- Attempting to reduce case delay
- Ensuring the issue of reasonable efforts is raised and addressed at all hearings
- Working with the agency responsible for the care of the child to identify and provide appropriate services to the family and find the child a permanent home
In determining what is in the child's best interests, the GAL should use objective criteria. The criteria for determining what is in the child's best interests should include, but not be limited to the following:
- Interviews/observations and/or discussions based on the child's developmental stage with the child in an environment familiar to the child
- A full and efficient independent investigation, including interviews and consultation with the child's caregivers, relatives, therapists, teachers, doctors, social worker, and other service providers to assess the child's circumstances
- Careful investigation of available kin interested in being a placement option
- An inquiry into all available placement and visitation alternatives (including siblings)
As part of the GAL's duty to determine and represent the child's best interests, the GAL may, during the course of the case, advocate for services for other parties that the GAL believes is in the child's best interests for that party to receive. For example, the GAL may advocate for a parent to receive substance use treatment or assistance with housing.
How the Representative Is Compensated
Citation: Ann. Code § 16-2326.01
An attorney who is appointed to serve as GAL for a child who is the subject of a neglect proceeding shall, at the end of the representation or at the end of a segment of the representation, be compensated at a rate not less than the hourly rates established in D.C. Code § 11-2604. The attorney may also make a claim for expenses reasonably incurred during the course of the representation.
Compensation for each case shall be subject to the following limitations:
- For all proceedings from initial hearing through disposition, the maximum compensation shall be $1,980.
- For all subsequent proceedings other than termination of parental rights, the maximum compensation shall be $1,980 per year.
- For proceedings to terminate parental rights, the maximum compensation shall be $2,700.
- For appeal of trial court orders, the maximum compensation shall be $1,350 per case.
A separate claim for compensation and reimbursement shall be made to the superior court of the District of Columbia for representation before that court and to the court of appeals for representation before the court of appeals.
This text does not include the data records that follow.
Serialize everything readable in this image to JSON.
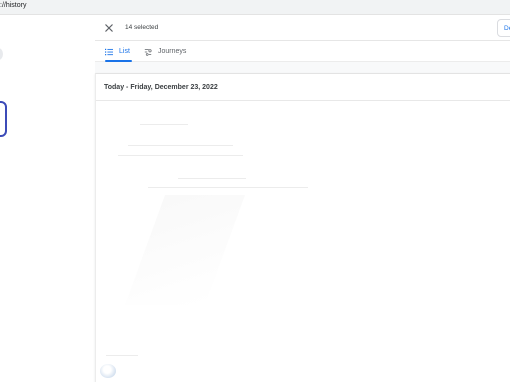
{
  "browser": {
    "url": "://history"
  },
  "selection_toolbar": {
    "close_icon": "close-icon",
    "selected_text": "14 selected",
    "delete_label": "De"
  },
  "tabs": [
    {
      "label": "List",
      "icon": "list-icon",
      "active": true
    },
    {
      "label": "Journeys",
      "icon": "journeys-icon",
      "active": false
    }
  ],
  "history": {
    "date_heading": "Today - Friday, December 23, 2022"
  },
  "colors": {
    "accent": "#1a73e8",
    "focus_ring": "#3c4bb8",
    "text_primary": "#202124",
    "text_secondary": "#5f6368"
  }
}
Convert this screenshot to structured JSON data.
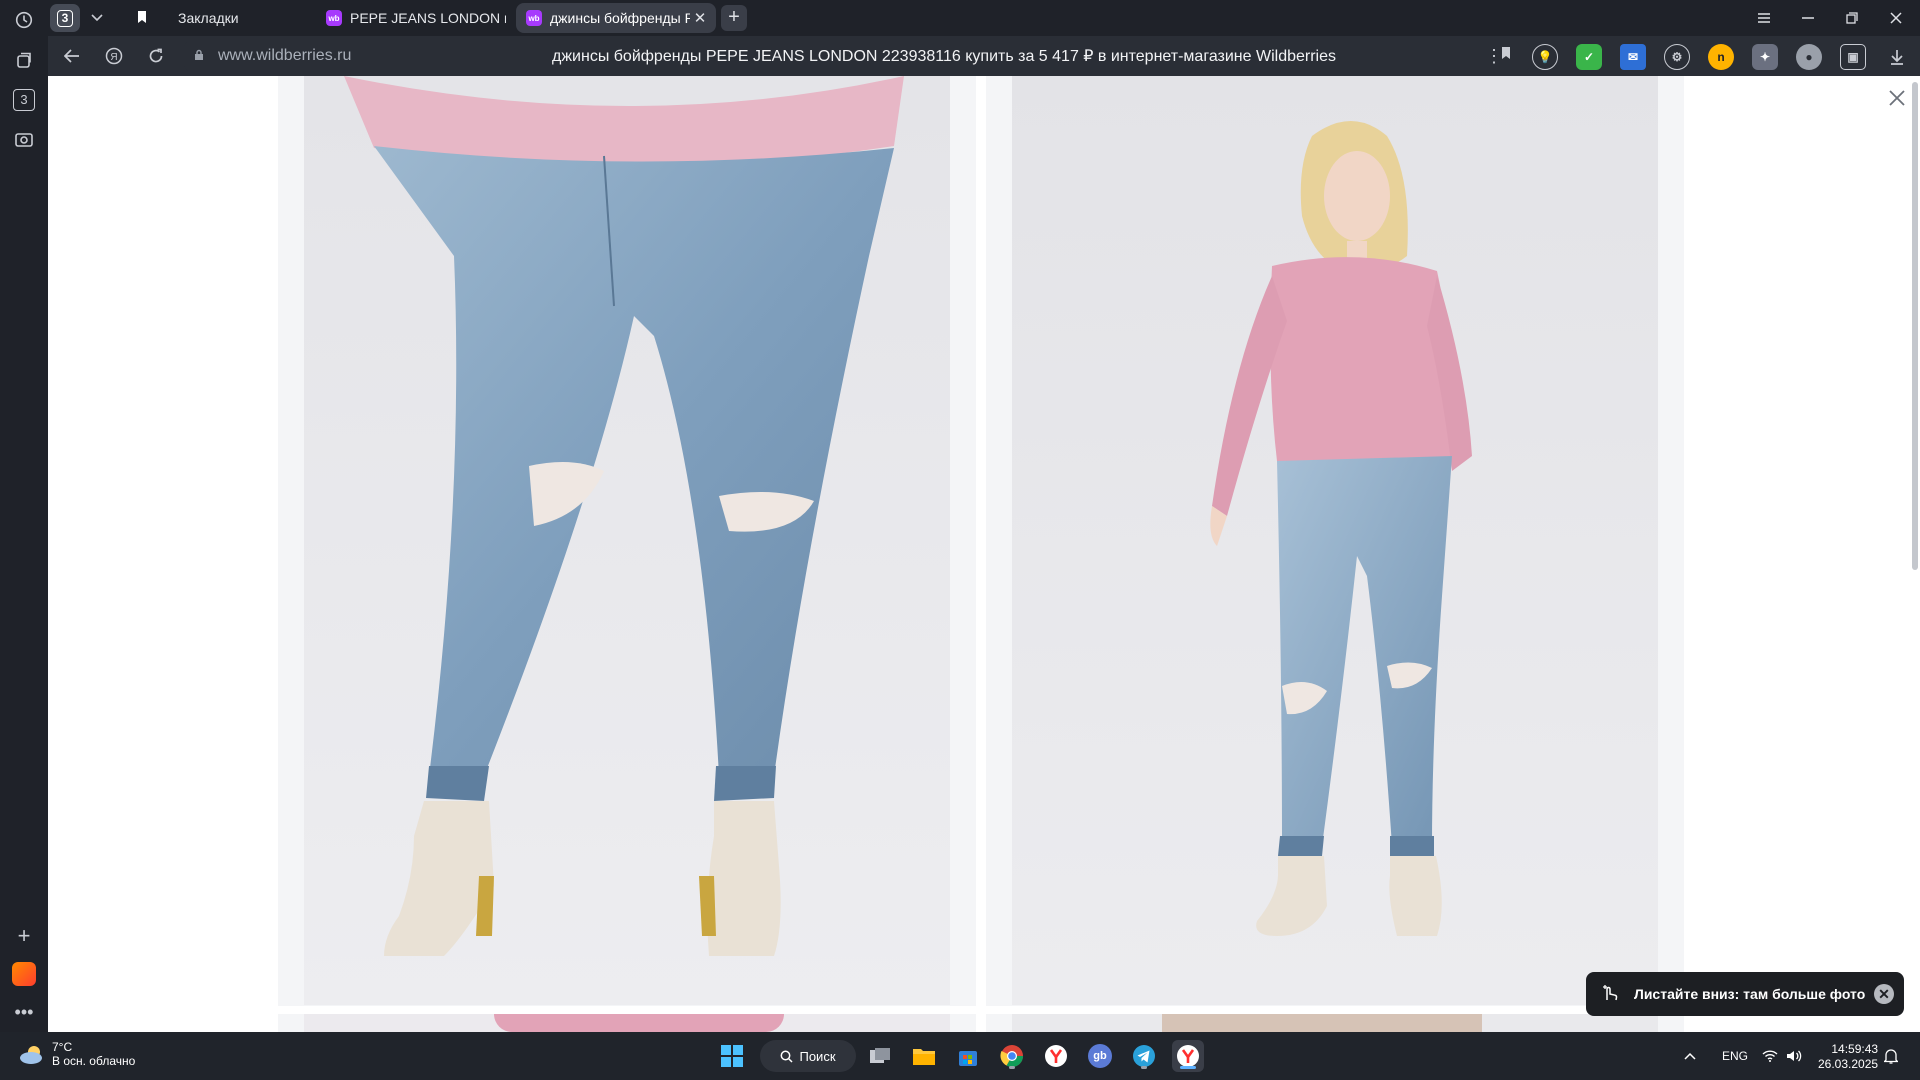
{
  "browser": {
    "tab_count": "3",
    "tabs": [
      {
        "label": "Закладки",
        "active": false
      },
      {
        "label": "PEPE JEANS LONDON вес",
        "active": false
      },
      {
        "label": "джинсы бойфренды PE",
        "active": true
      }
    ],
    "favicon_label": "wb",
    "address": {
      "host": "www.wildberries.ru",
      "title": "джинсы бойфренды PEPE JEANS LONDON 223938116 купить за 5 417 ₽ в интернет-магазине Wildberries"
    },
    "sidebar": {
      "tab_badge": "3"
    }
  },
  "viewer": {
    "toast_text": "Листайте вниз: там больше фото"
  },
  "taskbar": {
    "weather_temp": "7°C",
    "weather_desc": "В осн. облачно",
    "search_label": "Поиск",
    "language": "ENG",
    "time": "14:59:43",
    "date": "26.03.2025",
    "gb_label": "gb"
  },
  "colors": {
    "accent_wb": "#a73afd",
    "yandex_red": "#ff2f2f",
    "taskbar_bg": "#20242b",
    "toast_bg": "#1d1f23"
  },
  "icons": [
    "history-icon",
    "collections-icon",
    "tab-badge-icon",
    "screenshot-icon",
    "add-icon",
    "alice-pack-icon",
    "more-icon",
    "back-icon",
    "yandex-icon",
    "reload-icon",
    "lock-icon",
    "bookmark-icon",
    "menu-icon"
  ]
}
Each claim shall be supported by a sworn written statement specifying the time expended, services rendered, and expenses incurred while the case was pending before the court as well as the compensation and reimbursement applied for or received in the same case from any other source. The superior court or court of appeals shall fix the compensation and reimbursement to be paid to the attorney.